Integrating palliative care with primary care and pain management
The answermight be as simple as a physician order for palliative care — a treatment option already covered by CMS and most private insurance. You can have it at any age and any stage of an illness, but early in your illness is recommended.
Palliative care (pronounced pal-lee-uh-tiv) is specialized medical care for people with serious illness. This type of care is focused on providing relief from the symptoms and stress of a serious illness. The goal is to improve quality of life for both the patient and the family. Palliative care is provided by a specially-trained team of doctors, nurses and other specialists who work together with a patient’s other doctors to provide an extra layer of support. It is appropriate at any age and at any stage in a serious illness, and it can be provided along with curative treatment¹.
Talking to Your Doctor

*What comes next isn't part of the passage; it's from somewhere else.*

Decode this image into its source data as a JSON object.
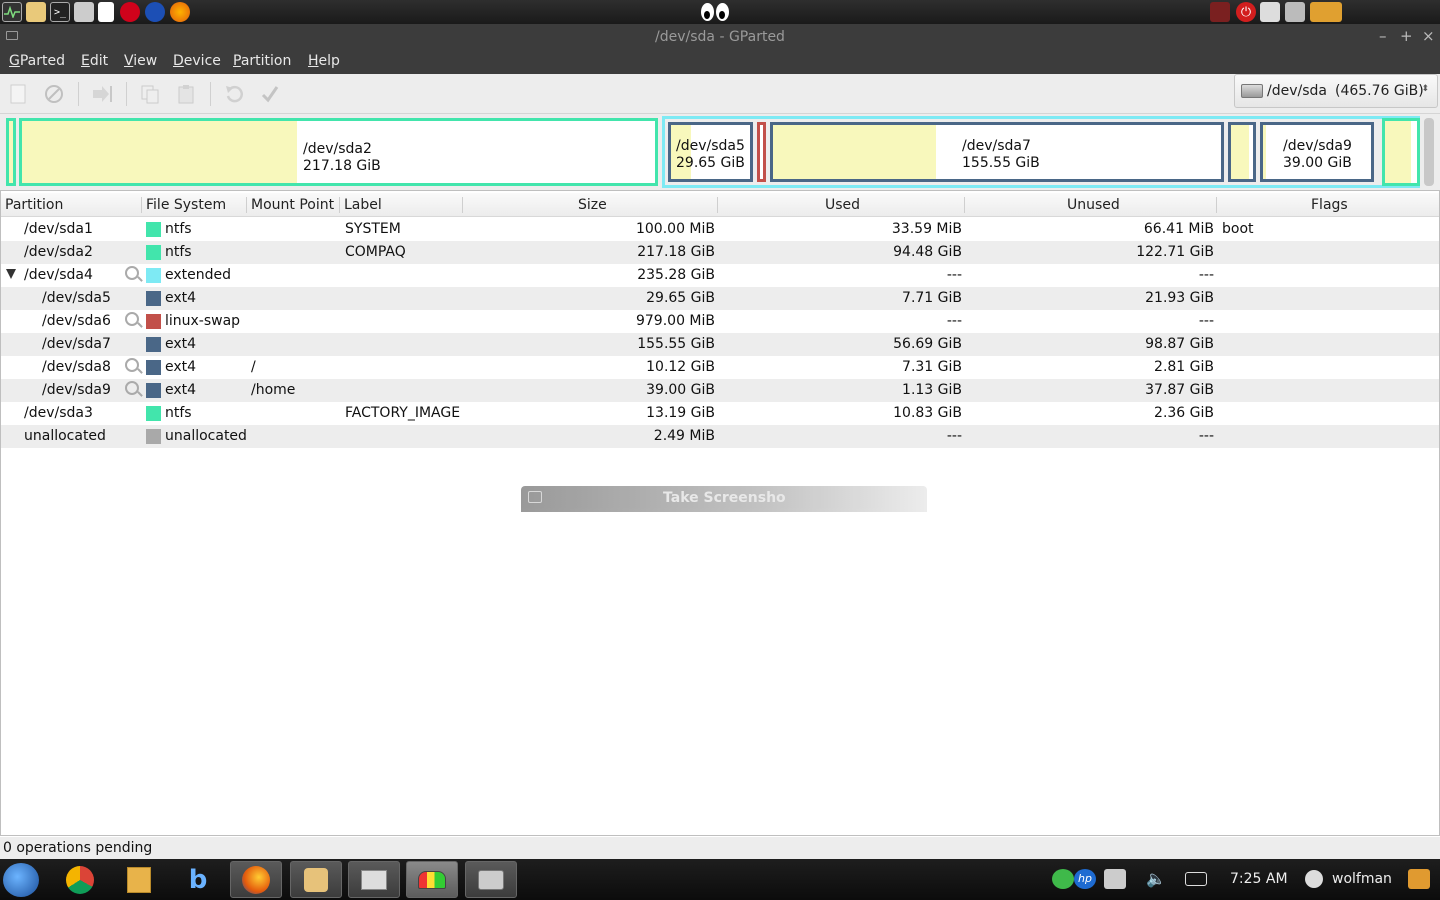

If you or a loved one is facing a serious illness, you may benefit from palliative care. You can have palliative care at any point in your illness. Take the quiz if you’re not sure. Then speak to your doctor, and ask for it. Bring the handout with you!
Educating Your Doctor
Recently I had an in-home visit lengthy visit with a nurse from my Consumer Directed Services provider about lack of pain control and palliative care. She (mis)informed me from the outset her doubt about qualifying for palliative care. Notwithstanding the fact I have multiple documented life-limiting conditions that are disabling, progressive, and without cures, the nurse advised as far as she knew, “it’s mostly a precursor to hospice.” Doctors can improve the quality of life for their seriously ill patients while also reducing the patients’ medical expenses if they make of palliative care which is simply a particular care model, so why aren’t they using it?
According to Dr. Jeanine Ellinwood, a palliative care team leader, the single biggest obstacle might well be the words used to describe this care model. “People hear them,” she said, and think immediately of hospice care.”
It’s not. It’s palliative care, she said, and yes, there is a difference.
Hospice care focuses on making people comfortable in their last six months of life. Palliative care, however, aims to relieve the symptoms and stress of serious illness with the goal of improving quality of life, and it functions as an extra layer of support for patients and their families².
Dr. Thomas Kline recently co-authored the following article on the topic of integrating palliative care with pain management, particularly as a means of working with the CDC guidelines:
WHEN DOES PAIN TREATMENT BECOME PALLIATIVE CARE TREATMENT? A plan for doctors by Thomas Kline, MD, PhD @medium #opioid #OpioidEpidemic #OpioidHysteria #opioidcrisis #palliativecarehttps://t.co/7dDBmpJCCw pic.twitter.com/vVqDH1cr25
The Alliance for the Treatment of Intractable Pain has a form for palliative care:
Palliative Care Certification https://atipusa.org/2018/03/27/palliative-care-certification/
² Anderson, Cathie. “This type of care can sharply reduce medical costs, so why aren’t doctors ordering it?” (2018, June 25), The Sacramento Bee. Retrieved from https://www.sacbee.com/latest-news/article213706719.html#storylink=cgy